PFP can be demonstrated as the components or systems of a building or structure that are able to initiate and maintain the slowing or impeding of the spread of the effects of fire or smoke without system activation. PFP is a fundamental key component of a buildings fire safety strategy and whilst it is crucial in limiting the financial impact of damage to buildings through the effects of fire and smoke, ultimately it is built into the structure of a building to safeguard people’s lives.


Key principles of PFP can be defined as:

    • Protecting escape routes by keeping safe waypoints
    • Protecting the buildings structural integrity
    • Resisting heat conduction (insulation)
    • Limiting the spread of fire, hot gas and smoke by containing it within a single zone or compartment


It is essential that all of the building protections against fire are designed and have been tested properly in accordance with regulatory requirements and standards.
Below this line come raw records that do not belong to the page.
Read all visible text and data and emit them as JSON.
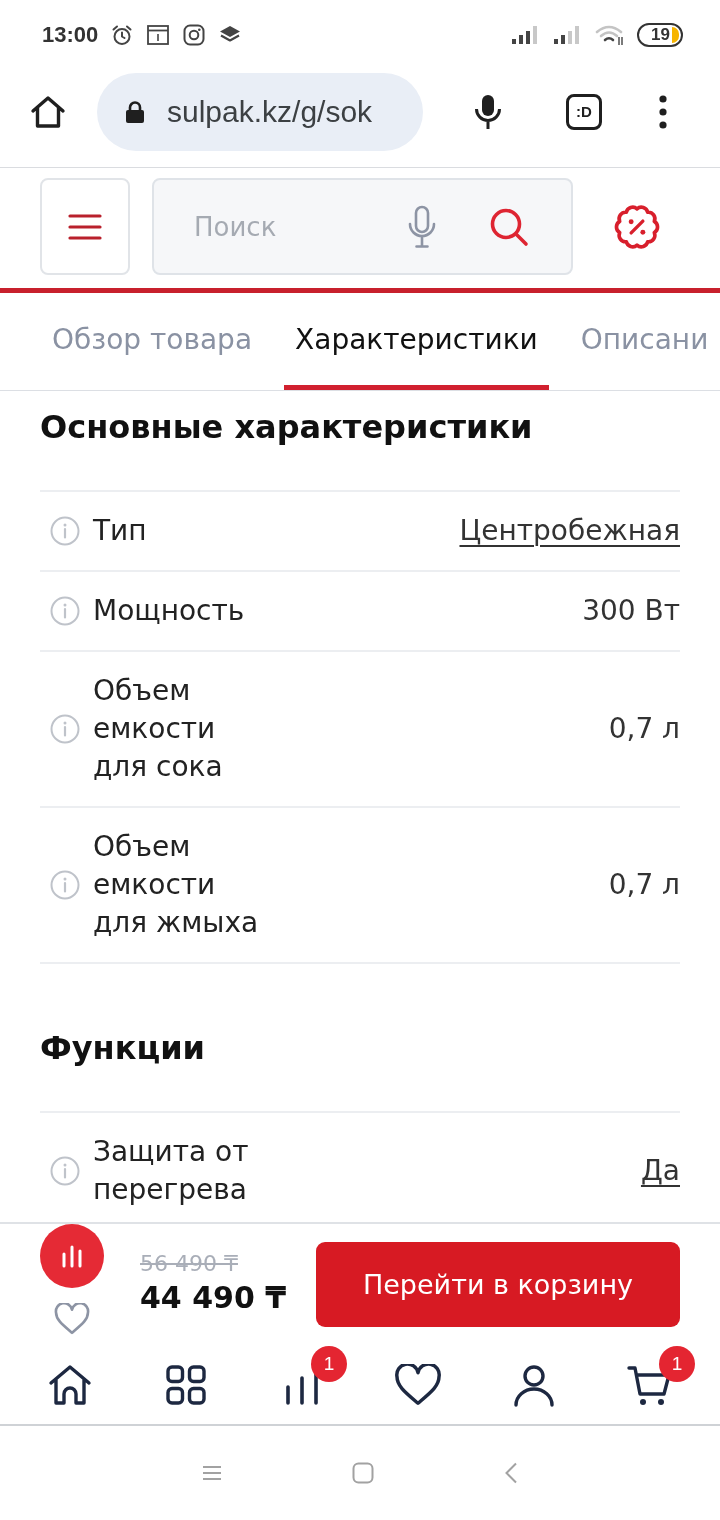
{
  "status_bar": {
    "time": "13:00",
    "battery": "19"
  },
  "browser": {
    "url": "sulpak.kz/g/sok",
    "tab_switcher": ":D"
  },
  "header": {
    "search": {
      "placeholder": "Поиск"
    }
  },
  "tabs": [
    {
      "label": "Обзор товара",
      "selected": false
    },
    {
      "label": "Характеристики",
      "selected": true
    },
    {
      "label": "Описани",
      "selected": false
    }
  ],
  "sections": [
    {
      "title": "Основные характеристики",
      "rows": [
        {
          "label": "Тип",
          "value": "Центробежная",
          "kind": "link"
        },
        {
          "label": "Мощность",
          "value": "300 Вт",
          "kind": "text"
        },
        {
          "label": "Объем емкости для сока",
          "value": "0,7 л",
          "kind": "text"
        },
        {
          "label": "Объем емкости для жмыха",
          "value": "0,7 л",
          "kind": "text"
        }
      ]
    },
    {
      "title": "Функции",
      "rows": [
        {
          "label": "Защита от перегрева",
          "value": "Да",
          "kind": "link"
        }
      ]
    }
  ],
  "purchase_bar": {
    "old_price": "56 490 ₸",
    "price": "44 490 ₸",
    "cart_button": "Перейти в корзину"
  },
  "bottom_nav": [
    {
      "kind": "home"
    },
    {
      "kind": "catalog"
    },
    {
      "kind": "compare",
      "badge": "1"
    },
    {
      "kind": "favorites"
    },
    {
      "kind": "profile"
    },
    {
      "kind": "cart",
      "badge": "1"
    }
  ]
}
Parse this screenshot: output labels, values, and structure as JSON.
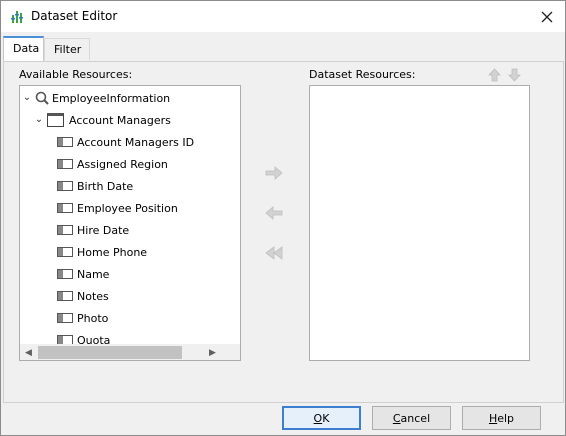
{
  "window": {
    "title": "Dataset Editor"
  },
  "tabs": [
    {
      "label": "Data"
    },
    {
      "label": "Filter"
    }
  ],
  "available": {
    "label": "Available Resources:",
    "root": {
      "label": "EmployeeInformation"
    },
    "table": {
      "label": "Account Managers"
    },
    "fields": [
      {
        "label": "Account Managers ID"
      },
      {
        "label": "Assigned Region"
      },
      {
        "label": "Birth Date"
      },
      {
        "label": "Employee Position"
      },
      {
        "label": "Hire Date"
      },
      {
        "label": "Home Phone"
      },
      {
        "label": "Name"
      },
      {
        "label": "Notes"
      },
      {
        "label": "Photo"
      },
      {
        "label": "Quota"
      }
    ]
  },
  "dataset": {
    "label": "Dataset Resources:"
  },
  "footer": {
    "ok": {
      "first": "O",
      "rest": "K"
    },
    "cancel": {
      "first": "C",
      "rest": "ancel"
    },
    "help": {
      "first": "H",
      "rest": "elp"
    }
  },
  "icons": {
    "title": "dataset-editor-icon",
    "close": "close-icon",
    "add": "arrow-right-icon",
    "remove": "arrow-left-icon",
    "remove_all": "double-arrow-left-icon",
    "move_up": "arrow-up-icon",
    "move_down": "arrow-down-icon"
  },
  "colors": {
    "accent": "#4a90d9",
    "disabled_icon": "#c8c8c8"
  }
}
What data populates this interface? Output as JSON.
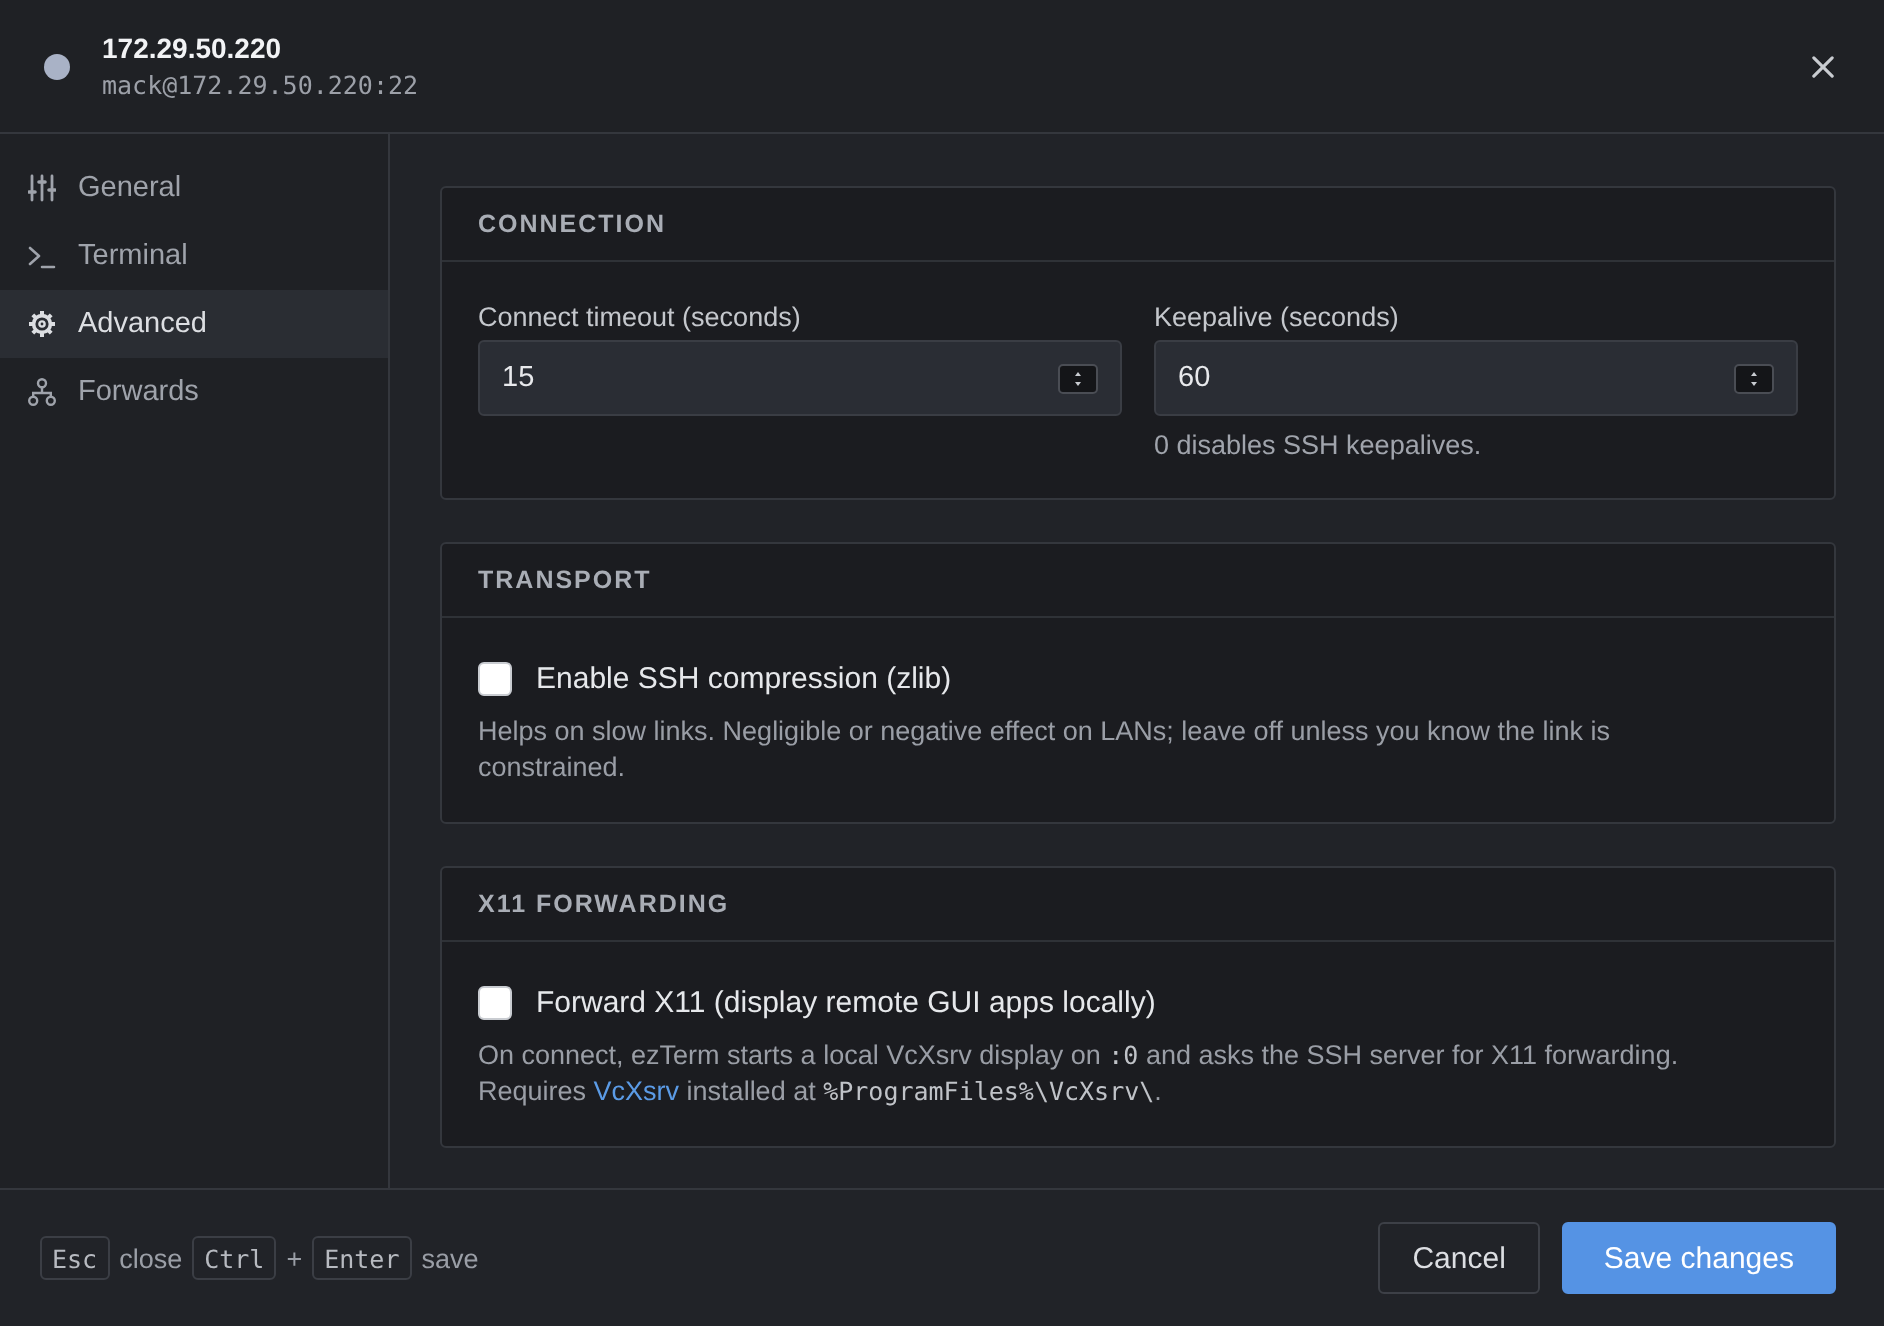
{
  "header": {
    "title": "172.29.50.220",
    "subtitle": "mack@172.29.50.220:22"
  },
  "sidebar": {
    "items": [
      {
        "label": "General",
        "selected": false
      },
      {
        "label": "Terminal",
        "selected": false
      },
      {
        "label": "Advanced",
        "selected": true
      },
      {
        "label": "Forwards",
        "selected": false
      }
    ]
  },
  "sections": [
    {
      "title": "CONNECTION",
      "kind": "fields",
      "fields": [
        {
          "label": "Connect timeout (seconds)",
          "value": "15"
        },
        {
          "label": "Keepalive (seconds)",
          "value": "60",
          "hint": "0 disables SSH keepalives."
        }
      ]
    },
    {
      "title": "TRANSPORT",
      "kind": "checkbox",
      "checkbox": {
        "label": "Enable SSH compression (zlib)",
        "checked": false
      },
      "help": [
        {
          "kind": "text",
          "text": "Helps on slow links. Negligible or negative effect on LANs; leave off unless you know the link is constrained."
        }
      ]
    },
    {
      "title": "X11 FORWARDING",
      "kind": "checkbox",
      "checkbox": {
        "label": "Forward X11 (display remote GUI apps locally)",
        "checked": false
      },
      "help": [
        {
          "kind": "text",
          "text": "On connect, ezTerm starts a local VcXsrv display on "
        },
        {
          "kind": "code",
          "text": ":0"
        },
        {
          "kind": "text",
          "text": " and asks the SSH server for X11 forwarding. Requires "
        },
        {
          "kind": "link",
          "text": "VcXsrv"
        },
        {
          "kind": "text",
          "text": " installed at "
        },
        {
          "kind": "code",
          "text": "%ProgramFiles%\\VcXsrv\\"
        },
        {
          "kind": "text",
          "text": "."
        }
      ]
    }
  ],
  "footer": {
    "shortcuts": [
      {
        "kind": "key",
        "text": "Esc"
      },
      {
        "kind": "text",
        "text": "close"
      },
      {
        "kind": "key",
        "text": "Ctrl"
      },
      {
        "kind": "text",
        "text": "+"
      },
      {
        "kind": "key",
        "text": "Enter"
      },
      {
        "kind": "text",
        "text": "save"
      }
    ],
    "buttons": [
      {
        "label": "Cancel",
        "kind": "secondary"
      },
      {
        "label": "Save changes",
        "kind": "primary"
      }
    ]
  }
}
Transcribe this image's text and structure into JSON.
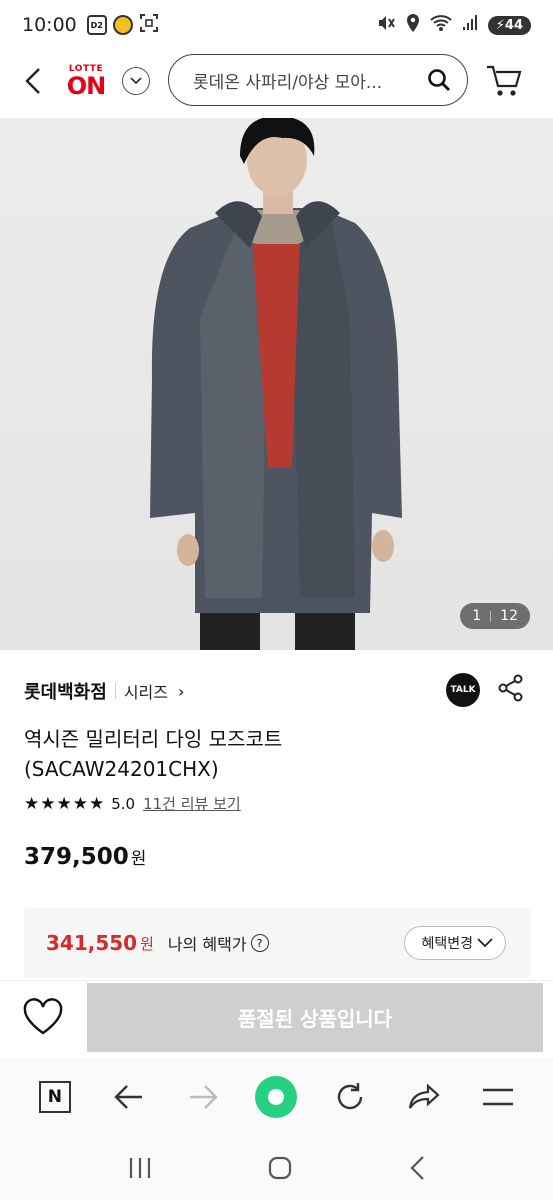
{
  "status_bar": {
    "time": "10:00",
    "small_badge": "D2",
    "battery": "44"
  },
  "header": {
    "logo_top": "LOTTE",
    "logo_main": "ON",
    "search_placeholder": "롯데온 사파리/야상 모아..."
  },
  "gallery": {
    "current": "1",
    "total": "12"
  },
  "product": {
    "brand": "롯데백화점",
    "series": "시리즈",
    "series_arrow": "›",
    "talk_label": "TALK",
    "title_line1": "역시즌 밀리터리 다잉 모즈코트",
    "title_line2": "(SACAW24201CHX)",
    "rating_stars": 5,
    "rating": "5.0",
    "review_link": "11건 리뷰 보기",
    "price": "379,500",
    "price_unit": "원"
  },
  "benefit": {
    "price": "341,550",
    "unit": "원",
    "label": "나의 혜택가",
    "help": "?",
    "change_button": "혜택변경"
  },
  "actions": {
    "soldout_label": "품절된 상품입니다"
  },
  "browser": {
    "n_label": "N"
  },
  "colors": {
    "brand_red": "#e60012",
    "benefit_red": "#d62b2b",
    "disabled_gray": "#cfcfcf",
    "accent_green": "#27d083"
  }
}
It is crucial that for the system and it’s components to be effective, all PFP is installed in the correct way to ensure the buildings will react accordingly during a fire emergency.


The passive process of preventing or delaying a fire from spreading usually incorporates within a buildings design the inclusion of:

    • Fire-resistant floor(s) and wall(s)
    • Fire rated door(s) and ironmongery assembly
    • Structural frame protection
    • Fire curtain(s) / fire blanket(s) / fire barrier(s) within voids
    • Sealing around openings and between joints in a fire rated wall or floor where services pass through